For the data below, say how many lines contain "parameters". Only the number should be given.

Stored items from a collection:
━━━━━━━━━━
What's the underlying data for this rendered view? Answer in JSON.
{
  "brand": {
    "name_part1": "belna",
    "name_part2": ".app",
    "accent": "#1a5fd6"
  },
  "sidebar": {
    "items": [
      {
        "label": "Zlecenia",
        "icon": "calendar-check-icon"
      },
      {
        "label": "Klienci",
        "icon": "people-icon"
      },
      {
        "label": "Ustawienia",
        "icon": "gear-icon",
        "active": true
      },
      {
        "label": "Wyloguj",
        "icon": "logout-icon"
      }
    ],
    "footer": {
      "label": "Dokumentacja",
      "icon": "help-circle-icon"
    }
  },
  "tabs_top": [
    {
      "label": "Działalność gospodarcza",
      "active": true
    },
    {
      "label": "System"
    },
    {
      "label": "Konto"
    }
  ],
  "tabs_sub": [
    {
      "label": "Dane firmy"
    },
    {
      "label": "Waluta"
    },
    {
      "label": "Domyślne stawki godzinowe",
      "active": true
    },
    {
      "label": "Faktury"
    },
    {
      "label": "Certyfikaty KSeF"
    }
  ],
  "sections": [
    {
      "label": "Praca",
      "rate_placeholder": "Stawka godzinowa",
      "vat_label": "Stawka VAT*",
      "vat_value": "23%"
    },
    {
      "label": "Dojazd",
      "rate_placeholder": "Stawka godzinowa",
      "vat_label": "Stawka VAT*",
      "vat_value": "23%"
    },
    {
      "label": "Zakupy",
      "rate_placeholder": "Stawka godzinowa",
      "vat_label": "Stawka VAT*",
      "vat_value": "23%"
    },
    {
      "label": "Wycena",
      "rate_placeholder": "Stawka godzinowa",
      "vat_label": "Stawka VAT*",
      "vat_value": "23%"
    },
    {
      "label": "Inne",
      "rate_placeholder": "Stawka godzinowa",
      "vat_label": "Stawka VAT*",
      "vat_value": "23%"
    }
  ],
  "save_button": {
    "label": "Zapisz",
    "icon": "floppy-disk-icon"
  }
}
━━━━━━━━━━
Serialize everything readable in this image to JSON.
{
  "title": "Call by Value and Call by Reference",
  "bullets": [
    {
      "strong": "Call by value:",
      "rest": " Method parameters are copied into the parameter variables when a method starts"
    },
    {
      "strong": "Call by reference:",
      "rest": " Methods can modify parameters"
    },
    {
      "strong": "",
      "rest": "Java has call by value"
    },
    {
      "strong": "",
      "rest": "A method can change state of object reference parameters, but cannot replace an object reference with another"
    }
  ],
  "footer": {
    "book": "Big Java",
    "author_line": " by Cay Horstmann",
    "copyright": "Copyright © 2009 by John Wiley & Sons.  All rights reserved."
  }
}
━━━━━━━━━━
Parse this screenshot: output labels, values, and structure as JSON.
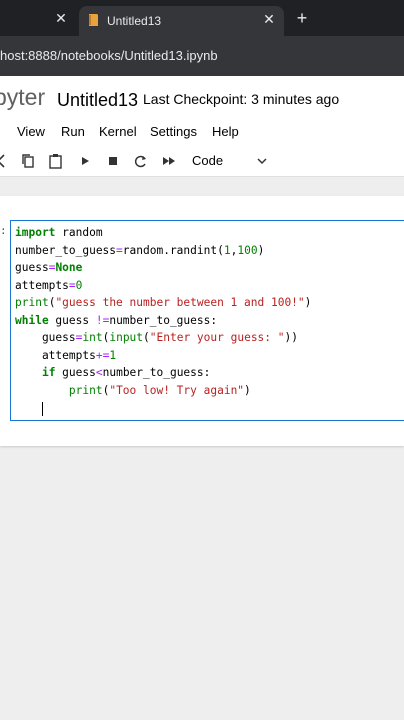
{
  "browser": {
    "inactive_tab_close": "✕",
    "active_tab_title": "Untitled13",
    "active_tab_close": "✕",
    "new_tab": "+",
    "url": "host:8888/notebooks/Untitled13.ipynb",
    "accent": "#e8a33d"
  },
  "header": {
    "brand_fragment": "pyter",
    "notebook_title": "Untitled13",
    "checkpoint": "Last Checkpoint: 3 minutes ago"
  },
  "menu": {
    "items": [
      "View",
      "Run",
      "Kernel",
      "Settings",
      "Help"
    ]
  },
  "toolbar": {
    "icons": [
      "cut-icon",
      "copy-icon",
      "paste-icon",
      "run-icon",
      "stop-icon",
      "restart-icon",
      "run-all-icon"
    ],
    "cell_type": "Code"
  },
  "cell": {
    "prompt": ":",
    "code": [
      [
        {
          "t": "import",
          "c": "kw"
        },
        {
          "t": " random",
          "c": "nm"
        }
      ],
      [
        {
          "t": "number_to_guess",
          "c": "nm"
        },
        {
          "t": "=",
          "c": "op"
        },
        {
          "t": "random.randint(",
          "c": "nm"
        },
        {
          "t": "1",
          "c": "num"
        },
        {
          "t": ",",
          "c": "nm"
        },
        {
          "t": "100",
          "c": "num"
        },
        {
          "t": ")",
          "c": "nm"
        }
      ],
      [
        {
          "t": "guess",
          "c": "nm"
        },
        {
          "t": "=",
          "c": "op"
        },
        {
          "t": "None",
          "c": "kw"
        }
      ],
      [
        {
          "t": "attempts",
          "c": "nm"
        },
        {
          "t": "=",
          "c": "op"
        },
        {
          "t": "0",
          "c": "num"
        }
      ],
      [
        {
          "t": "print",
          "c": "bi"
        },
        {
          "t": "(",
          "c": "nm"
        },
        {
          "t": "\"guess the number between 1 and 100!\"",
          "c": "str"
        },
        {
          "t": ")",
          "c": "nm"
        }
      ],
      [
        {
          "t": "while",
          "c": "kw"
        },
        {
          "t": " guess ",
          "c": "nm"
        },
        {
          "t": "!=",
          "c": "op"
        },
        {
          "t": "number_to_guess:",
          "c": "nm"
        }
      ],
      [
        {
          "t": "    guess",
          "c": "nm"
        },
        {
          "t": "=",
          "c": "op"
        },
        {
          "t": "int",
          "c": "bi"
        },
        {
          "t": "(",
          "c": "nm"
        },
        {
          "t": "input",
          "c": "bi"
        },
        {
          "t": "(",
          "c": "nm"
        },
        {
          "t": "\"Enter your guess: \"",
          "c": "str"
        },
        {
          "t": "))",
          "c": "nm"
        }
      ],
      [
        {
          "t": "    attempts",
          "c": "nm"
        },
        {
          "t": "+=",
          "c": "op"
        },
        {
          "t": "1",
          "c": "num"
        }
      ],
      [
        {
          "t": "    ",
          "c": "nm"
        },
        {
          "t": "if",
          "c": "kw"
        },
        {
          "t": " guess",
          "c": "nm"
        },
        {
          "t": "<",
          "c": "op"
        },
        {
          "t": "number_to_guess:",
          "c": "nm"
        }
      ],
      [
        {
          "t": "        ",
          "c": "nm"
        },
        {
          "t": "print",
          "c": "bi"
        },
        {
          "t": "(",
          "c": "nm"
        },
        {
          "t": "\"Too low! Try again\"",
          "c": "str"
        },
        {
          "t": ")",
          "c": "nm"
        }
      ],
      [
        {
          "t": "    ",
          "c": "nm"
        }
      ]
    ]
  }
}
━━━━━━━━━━
Solution for this task - 3